Include Nature

Natural elements can help enhance the harmony and balance of a space. Some people construe meditation as the act of connecting your mind and body with nature, so a plant or two might help you draw that line. Alternatively, you might consider adding fresh cut flowers, jars of sand and shells, or perhaps a water feature.

A small water fountain can offer a focus point for the never ending stream of thoughts you'll be learning how to allow, and its gentle babble can help you let the more judgmental parts of your consciousness slip away.

buddha statue and candle near water

Add Technology

A small speaker can offer infinite varieties of sound to help you calm down and learn to enjoy releasing your thoughts as they come by. Rain, waves, wind, crackling flames, or any smooth and slowly changing tones can help allow your mind to wander with increasing peace.

Low, soothing lighting can help you more calmly encounter the pressures of the day, so some people like to choose a spot with dimmers, or install them to fit the space.
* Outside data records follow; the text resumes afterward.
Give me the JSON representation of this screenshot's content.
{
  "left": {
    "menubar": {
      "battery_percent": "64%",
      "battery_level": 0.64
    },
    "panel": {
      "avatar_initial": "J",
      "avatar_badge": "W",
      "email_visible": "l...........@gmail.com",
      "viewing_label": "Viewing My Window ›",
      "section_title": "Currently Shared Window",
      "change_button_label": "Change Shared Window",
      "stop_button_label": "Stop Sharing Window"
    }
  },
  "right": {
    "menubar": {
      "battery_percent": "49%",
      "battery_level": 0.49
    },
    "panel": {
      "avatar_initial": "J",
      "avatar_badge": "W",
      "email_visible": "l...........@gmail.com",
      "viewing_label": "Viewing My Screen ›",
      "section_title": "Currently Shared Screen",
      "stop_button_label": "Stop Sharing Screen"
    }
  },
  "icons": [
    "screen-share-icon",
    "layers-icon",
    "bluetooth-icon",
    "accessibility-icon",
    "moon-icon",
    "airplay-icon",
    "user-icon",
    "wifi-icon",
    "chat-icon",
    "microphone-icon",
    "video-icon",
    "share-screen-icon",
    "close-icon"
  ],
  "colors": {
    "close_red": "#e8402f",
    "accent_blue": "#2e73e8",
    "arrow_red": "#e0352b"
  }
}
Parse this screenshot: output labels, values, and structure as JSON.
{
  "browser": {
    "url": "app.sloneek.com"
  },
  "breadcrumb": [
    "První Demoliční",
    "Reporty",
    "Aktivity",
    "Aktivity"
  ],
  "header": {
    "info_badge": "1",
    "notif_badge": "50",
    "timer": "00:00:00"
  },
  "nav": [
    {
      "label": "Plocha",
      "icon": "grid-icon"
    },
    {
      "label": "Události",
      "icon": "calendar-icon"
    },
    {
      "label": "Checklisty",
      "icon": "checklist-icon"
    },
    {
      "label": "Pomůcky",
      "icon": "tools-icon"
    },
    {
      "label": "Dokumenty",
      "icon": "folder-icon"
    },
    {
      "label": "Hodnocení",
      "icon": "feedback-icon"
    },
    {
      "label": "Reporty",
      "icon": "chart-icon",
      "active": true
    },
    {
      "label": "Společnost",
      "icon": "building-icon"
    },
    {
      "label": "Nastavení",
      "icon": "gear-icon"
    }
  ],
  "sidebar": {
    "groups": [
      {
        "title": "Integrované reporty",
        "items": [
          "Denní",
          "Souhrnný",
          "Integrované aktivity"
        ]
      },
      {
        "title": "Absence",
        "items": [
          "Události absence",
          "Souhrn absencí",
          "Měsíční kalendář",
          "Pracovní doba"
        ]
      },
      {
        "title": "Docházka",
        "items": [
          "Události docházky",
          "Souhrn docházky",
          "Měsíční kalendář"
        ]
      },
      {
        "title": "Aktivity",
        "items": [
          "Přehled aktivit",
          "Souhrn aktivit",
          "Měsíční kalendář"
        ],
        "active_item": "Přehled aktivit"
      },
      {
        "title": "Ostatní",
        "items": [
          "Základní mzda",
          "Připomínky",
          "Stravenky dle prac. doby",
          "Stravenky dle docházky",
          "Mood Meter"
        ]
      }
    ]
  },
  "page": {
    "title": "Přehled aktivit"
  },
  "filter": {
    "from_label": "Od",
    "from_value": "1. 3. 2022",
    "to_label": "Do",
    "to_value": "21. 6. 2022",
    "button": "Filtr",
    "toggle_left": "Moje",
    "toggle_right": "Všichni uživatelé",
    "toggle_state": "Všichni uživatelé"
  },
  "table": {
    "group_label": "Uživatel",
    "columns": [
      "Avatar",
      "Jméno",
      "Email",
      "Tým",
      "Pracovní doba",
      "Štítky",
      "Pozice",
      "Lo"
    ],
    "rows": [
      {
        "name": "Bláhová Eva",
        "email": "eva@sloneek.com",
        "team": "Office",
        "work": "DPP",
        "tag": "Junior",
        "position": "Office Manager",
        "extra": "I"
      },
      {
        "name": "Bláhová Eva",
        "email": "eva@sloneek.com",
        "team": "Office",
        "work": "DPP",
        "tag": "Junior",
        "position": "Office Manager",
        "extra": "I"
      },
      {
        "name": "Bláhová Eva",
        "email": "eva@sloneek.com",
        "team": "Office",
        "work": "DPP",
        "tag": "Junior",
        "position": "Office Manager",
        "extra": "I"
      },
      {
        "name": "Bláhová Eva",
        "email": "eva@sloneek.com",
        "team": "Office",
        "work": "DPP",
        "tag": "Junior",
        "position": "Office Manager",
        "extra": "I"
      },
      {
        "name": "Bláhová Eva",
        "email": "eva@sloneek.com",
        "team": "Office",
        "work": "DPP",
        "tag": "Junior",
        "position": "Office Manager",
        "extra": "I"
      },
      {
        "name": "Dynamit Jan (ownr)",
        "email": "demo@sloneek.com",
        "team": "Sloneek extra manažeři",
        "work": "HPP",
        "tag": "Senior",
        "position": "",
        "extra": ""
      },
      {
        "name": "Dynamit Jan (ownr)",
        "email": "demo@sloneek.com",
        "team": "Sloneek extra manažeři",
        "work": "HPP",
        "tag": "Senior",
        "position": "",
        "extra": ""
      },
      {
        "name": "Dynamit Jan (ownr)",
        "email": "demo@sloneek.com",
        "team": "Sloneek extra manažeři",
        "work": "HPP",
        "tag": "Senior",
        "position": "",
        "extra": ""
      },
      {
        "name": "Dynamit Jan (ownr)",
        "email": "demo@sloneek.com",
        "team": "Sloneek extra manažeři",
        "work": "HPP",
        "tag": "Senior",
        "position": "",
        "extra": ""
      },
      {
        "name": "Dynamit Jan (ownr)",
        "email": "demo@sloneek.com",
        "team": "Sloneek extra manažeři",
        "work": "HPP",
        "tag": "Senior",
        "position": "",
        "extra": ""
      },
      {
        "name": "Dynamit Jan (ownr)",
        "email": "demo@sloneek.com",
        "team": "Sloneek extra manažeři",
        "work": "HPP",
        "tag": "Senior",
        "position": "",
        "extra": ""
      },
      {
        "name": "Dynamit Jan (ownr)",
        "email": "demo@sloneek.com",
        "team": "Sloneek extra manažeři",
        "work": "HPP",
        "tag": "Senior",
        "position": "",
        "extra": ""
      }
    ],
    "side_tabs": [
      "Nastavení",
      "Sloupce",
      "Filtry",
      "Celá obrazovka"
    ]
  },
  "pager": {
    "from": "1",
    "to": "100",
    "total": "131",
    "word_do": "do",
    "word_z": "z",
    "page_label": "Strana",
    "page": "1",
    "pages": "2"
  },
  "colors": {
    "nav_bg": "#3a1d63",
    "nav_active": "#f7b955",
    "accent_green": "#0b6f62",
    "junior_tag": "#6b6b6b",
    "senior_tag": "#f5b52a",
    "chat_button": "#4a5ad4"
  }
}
An aromatherapy diffuser can also be a wonderful addition to this space. Some folks believe essential oils can confer healing and emotional boosts. Lavender, sage, cedar, sandalwood, and neroli are among the most popular spiritual scents.

Add Personal Touches

While you don’t want to overcrowd the space, a few small symbolic elements can help personalize it. Pieces of art, affirmation stones, candles, or window chimes are all additions that can please your mind as you soothe your soul. If you have an abundance of items you like, choose a few at a time and swap them out until you find your favorites, to avoid having too many distractions present at once.

young woman meditates

Make it Comfortable

To help you relax during the meditation process, add some supportive elements like comfy furniture. Oversized pillows and fuzzy rugs might make all the difference in taking you to a place of peace and calm.

Have Patience With Yourself

Meditation can be a challenge to pick up. You might be surprised how quickly after sitting down you think of something that will make you want to spring back up, leave the room, or just reach for your phone.

Practice allowing yourself to notice these impulses and release them as they occur. Let yourself smile when you notice these little deviations from your relaxation. Just breathe. It will get easier with time.

Enjoy the space you've lovingly set up. Every time you take a few minutes to sit or lay down here, allowing your mind to wander with no judgement, you'll get a little bit better at appreciating the calm you can find within yourself.

Eventually, this space will almost become a part of you, giving you an increasingly easy access to a cool and centered version of yourself, even in the most hectic and trying of times.